Author: Rana Tassawar Ali, November 26 2014 - Watta Satta is a traditional type of marriage that is a part of our culture in Pakistan from centuries of history. Watta Satta is a simultaneous marriage of a brother-sister pair from one family to a sister-brother pair in another family. The tradition literally means ‘give and take' or 'throwing a stone and receiving something back’. In Pakistan, a largely conservative society of 158 million inhabitants, the woman’s dowry is often an immense financial burden for families.
Author: Manuel Manrique Castro, November 21 2014 - The Convention on the Rights of the Child was adopted twenty five years - a quarter of a century ago tomorrow (November 20th). This document contains a number of vital aspirations for humanity, some of which have been achieved, and many others which remain on the list of debts we still owe children, and Colombia is not exempt from these still-pending responsibilities.
Author: Robert Steinglass, November 19 2014 - A man walks into a hospital. Finding the floors dirty, he demands to see the in-charge, who protests: “Impossible, sir, we’ve hired three sweepers.”
Of course, we instantly recognize the absurdity; and yet such an unbalanced focus on inputs - or stuff - frequently dominates our thinking as to the challenges standing in the way of healthy outcomes.
Author: Caroline Nursey, November 19 2014 - On first sight, Freetown seems little changed from my last visit four years ago - the same rich colours, smiling faces and warm welcomes.
And there are signs of continued recovery from the war and increased prosperity from rapid economic growth - 10% last year - to be seen in newly tarmacked roads, refurbished shops and new buildings.
Author: Sara Chamberlain, November 17 2014 - I’m exhausted, on the verge of illness and other members of BBC Media Action’s India office are also very, very tired - but - we’re all excited!
Why? Because in the last month, the Ministry of Health and Family Welfare in India has delivered maternal and child health mobile phone content developed by BBC Media Action to more than 260,000 families.

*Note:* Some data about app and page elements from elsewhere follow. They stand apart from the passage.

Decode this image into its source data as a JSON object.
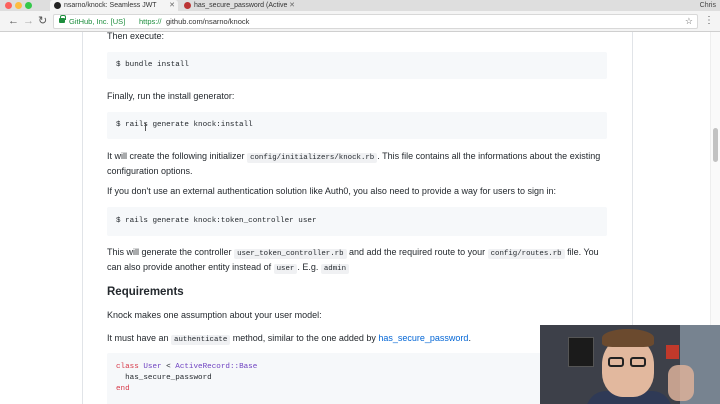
{
  "browser": {
    "tabs": [
      {
        "title": "nsarno/knock: Seamless JWT",
        "active": true
      },
      {
        "title": "has_secure_password (Active",
        "active": false
      }
    ],
    "profile": "Chris",
    "address": {
      "ev_label": "GitHub, Inc. [US]",
      "scheme": "https://",
      "path": "github.com/nsarno/knock"
    }
  },
  "content": {
    "then_execute": "Then execute:",
    "cmd_bundle": "$ bundle install",
    "finally_run": "Finally, run the install generator:",
    "cmd_generate_install": "$ rails generate knock:install",
    "initializer_pre": "It will create the following initializer ",
    "initializer_file": "config/initializers/knock.rb",
    "initializer_post": ". This file contains all the informations about the existing configuration options.",
    "auth_solution": "If you don't use an external authentication solution like Auth0, you also need to provide a way for users to sign in:",
    "cmd_token_controller": "$ rails generate knock:token_controller user",
    "controller_pre": "This will generate the controller ",
    "controller_file": "user_token_controller.rb",
    "controller_mid": " and add the required route to your ",
    "routes_file": "config/routes.rb",
    "controller_post": " file. You can also provide another entity instead of ",
    "entity_user": "user",
    "eg_text": ". E.g. ",
    "entity_admin": "admin",
    "requirements_heading": "Requirements",
    "assumption_text": "Knock makes one assumption about your user model:",
    "must_have_pre": "It must have an ",
    "authenticate_method": "authenticate",
    "must_have_mid": " method, similar to the one added by ",
    "has_secure_password_link": "has_secure_password",
    "must_have_post": ".",
    "code_class_kw": "class",
    "code_class_name": "User",
    "code_lt": " < ",
    "code_base": "ActiveRecord::Base",
    "code_line2": "  has_secure_password",
    "code_end": "end"
  },
  "colors": {
    "link": "#0366d6",
    "code_bg": "#f6f8fa",
    "secure_green": "#1e8e3e"
  }
}
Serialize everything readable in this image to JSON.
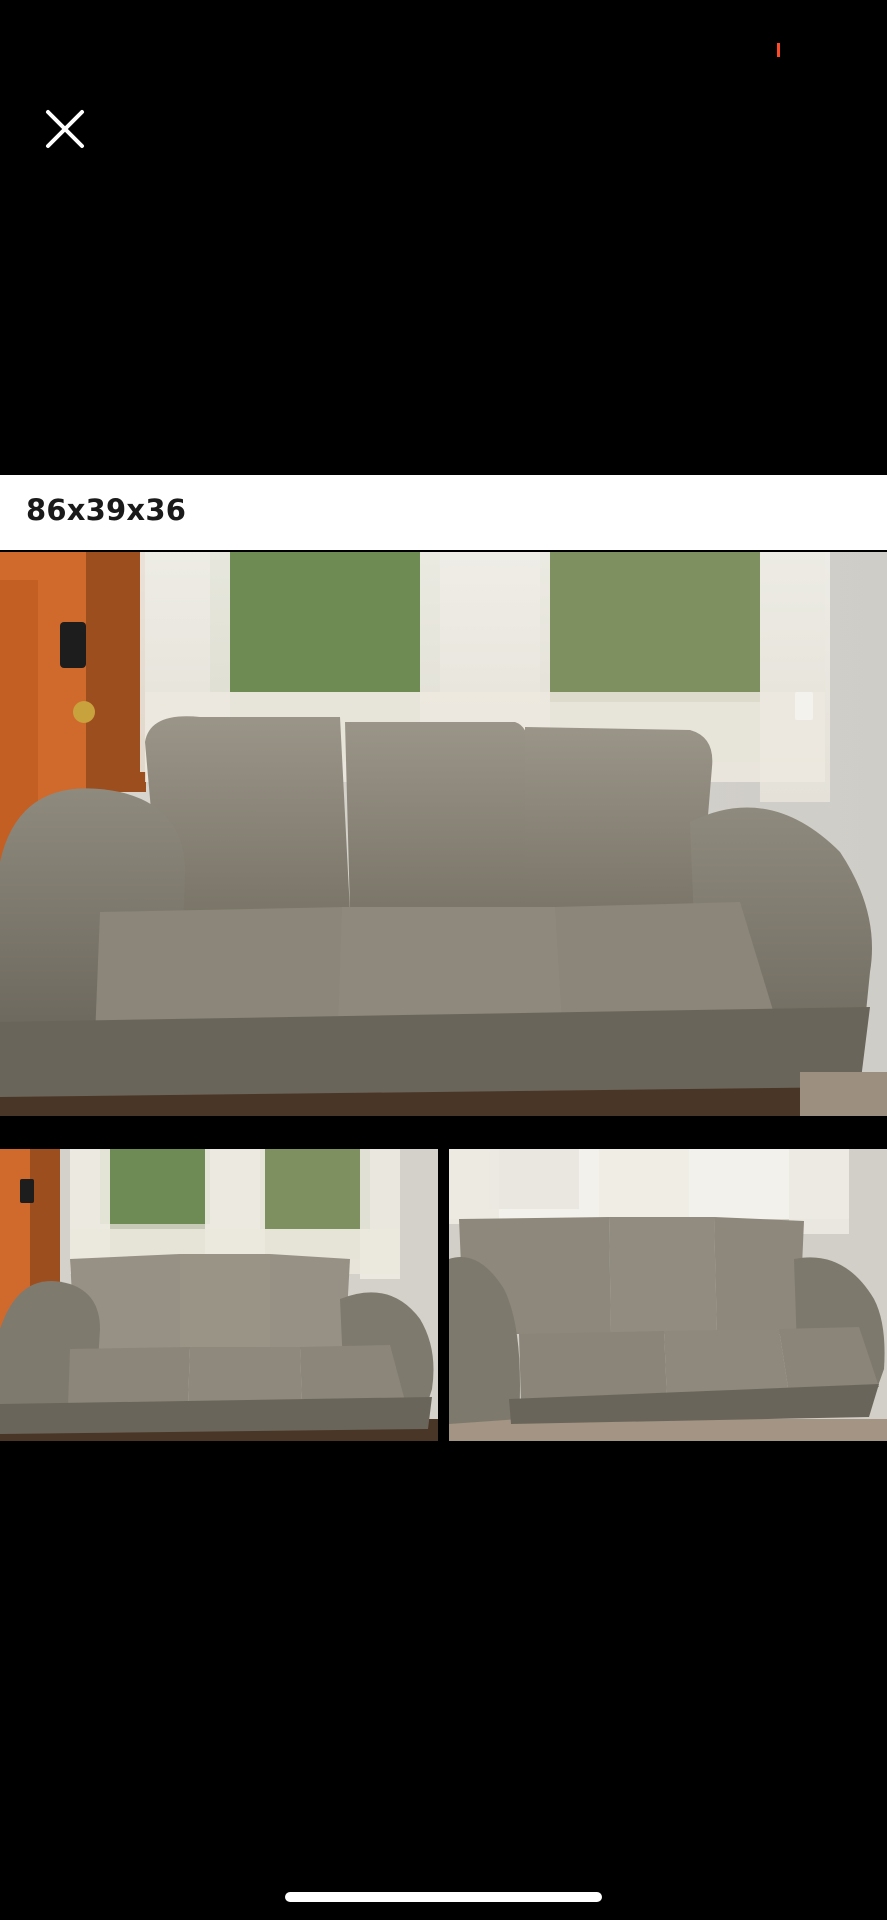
{
  "viewer": {
    "close_icon": "close-icon",
    "post": {
      "caption": "86x39x36"
    },
    "photos": [
      {
        "subject": "sofa-photo-front"
      },
      {
        "subject": "sofa-photo-wide"
      },
      {
        "subject": "sofa-photo-angle"
      }
    ]
  },
  "colors": {
    "background": "#000000",
    "caption_background": "#ffffff",
    "caption_text": "#1a1a1a",
    "status_accent": "#ff4a2a"
  }
}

Are men the problem or construction of dominant masculinities? Musings at the time of the international symposium on MenEngageSubmitted by Ranjani.K.Murthy on November 14, 2014 - 2:30pm
Author: Ranjani K. Murthy, November 14 2014 - As I write this blog, the international symposium of MenEngage "Engaging with men and masculinities for development, gender equality and social justice in a globalizing world" is taking place in New Delhi, India (November 10th to 14th, 2014).
Author: Caroline Nursey, November 14 2014 - When I told them that I was planning a brief visit to Sierra Leone, reactions from family and friends ranged from "You can't!" to hailing me a hero. In reality my visit entailed nothing at all dangerous - time in the office with our team of international and Sierra Leonean staff, visits to government offices and local radio stations, and a stay in a comfortable Freetown hotel. Yet our fear of this terrible disease makes it difficult for even an informed audience to judge what the risk actually is.